--- Material to process ---

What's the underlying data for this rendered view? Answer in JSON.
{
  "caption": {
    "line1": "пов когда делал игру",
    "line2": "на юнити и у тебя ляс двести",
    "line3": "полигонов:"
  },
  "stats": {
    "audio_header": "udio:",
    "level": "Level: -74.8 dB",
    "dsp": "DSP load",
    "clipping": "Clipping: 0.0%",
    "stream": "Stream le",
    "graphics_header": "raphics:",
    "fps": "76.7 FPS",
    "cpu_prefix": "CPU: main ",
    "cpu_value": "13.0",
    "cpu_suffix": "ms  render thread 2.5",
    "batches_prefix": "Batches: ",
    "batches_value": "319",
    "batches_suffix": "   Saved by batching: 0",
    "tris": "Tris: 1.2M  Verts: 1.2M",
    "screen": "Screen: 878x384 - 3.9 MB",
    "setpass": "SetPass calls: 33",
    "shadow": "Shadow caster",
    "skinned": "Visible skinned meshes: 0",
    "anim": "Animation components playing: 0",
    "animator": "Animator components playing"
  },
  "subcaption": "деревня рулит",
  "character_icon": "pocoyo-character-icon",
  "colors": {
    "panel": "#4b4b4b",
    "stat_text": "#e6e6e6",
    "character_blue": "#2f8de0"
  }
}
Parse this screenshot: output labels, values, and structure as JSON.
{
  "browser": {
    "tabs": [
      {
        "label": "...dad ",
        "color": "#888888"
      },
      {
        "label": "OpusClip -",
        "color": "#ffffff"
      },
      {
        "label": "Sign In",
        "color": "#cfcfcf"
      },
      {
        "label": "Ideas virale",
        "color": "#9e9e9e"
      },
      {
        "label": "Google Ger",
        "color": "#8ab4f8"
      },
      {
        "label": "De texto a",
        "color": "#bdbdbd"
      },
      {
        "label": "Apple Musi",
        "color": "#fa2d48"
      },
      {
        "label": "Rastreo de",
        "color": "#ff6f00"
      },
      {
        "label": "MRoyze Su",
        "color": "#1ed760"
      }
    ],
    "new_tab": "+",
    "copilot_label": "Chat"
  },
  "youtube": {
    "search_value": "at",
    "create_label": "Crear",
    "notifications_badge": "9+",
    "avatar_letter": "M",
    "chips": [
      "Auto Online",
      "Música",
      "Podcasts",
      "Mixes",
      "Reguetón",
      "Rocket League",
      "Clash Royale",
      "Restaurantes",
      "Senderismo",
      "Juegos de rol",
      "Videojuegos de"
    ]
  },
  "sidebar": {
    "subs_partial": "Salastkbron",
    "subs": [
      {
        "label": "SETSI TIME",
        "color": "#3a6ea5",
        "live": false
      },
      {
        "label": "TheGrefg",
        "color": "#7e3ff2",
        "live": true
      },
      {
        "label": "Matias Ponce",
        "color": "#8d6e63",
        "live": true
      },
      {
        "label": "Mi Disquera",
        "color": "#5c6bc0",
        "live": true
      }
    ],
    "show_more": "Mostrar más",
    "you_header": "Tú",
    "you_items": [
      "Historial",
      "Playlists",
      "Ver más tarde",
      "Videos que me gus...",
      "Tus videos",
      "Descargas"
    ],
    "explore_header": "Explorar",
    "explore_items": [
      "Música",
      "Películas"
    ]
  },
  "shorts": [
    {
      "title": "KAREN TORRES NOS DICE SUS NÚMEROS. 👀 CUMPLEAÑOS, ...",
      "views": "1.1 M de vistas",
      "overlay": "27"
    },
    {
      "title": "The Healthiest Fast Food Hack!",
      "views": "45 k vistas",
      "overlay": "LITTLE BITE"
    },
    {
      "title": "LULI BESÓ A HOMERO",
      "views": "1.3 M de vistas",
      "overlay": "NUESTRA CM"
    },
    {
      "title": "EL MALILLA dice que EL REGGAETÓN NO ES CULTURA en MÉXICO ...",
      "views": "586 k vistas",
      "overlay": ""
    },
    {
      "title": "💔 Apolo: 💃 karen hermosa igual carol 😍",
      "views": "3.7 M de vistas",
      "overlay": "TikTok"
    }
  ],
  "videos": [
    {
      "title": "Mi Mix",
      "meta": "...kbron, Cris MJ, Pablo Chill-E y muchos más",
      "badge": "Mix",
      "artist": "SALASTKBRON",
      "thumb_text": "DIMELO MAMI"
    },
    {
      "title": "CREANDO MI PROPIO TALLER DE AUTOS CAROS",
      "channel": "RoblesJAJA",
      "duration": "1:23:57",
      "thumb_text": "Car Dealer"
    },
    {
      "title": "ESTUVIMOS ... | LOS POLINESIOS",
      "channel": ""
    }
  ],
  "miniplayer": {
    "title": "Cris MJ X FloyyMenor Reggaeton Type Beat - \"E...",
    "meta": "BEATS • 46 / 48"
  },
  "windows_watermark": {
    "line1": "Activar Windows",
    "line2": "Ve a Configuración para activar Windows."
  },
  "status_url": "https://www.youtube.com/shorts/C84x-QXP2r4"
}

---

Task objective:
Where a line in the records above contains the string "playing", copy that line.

Answer to this problem:
    "anim": "Animation components playing: 0",
    "animator": "Animator components playing"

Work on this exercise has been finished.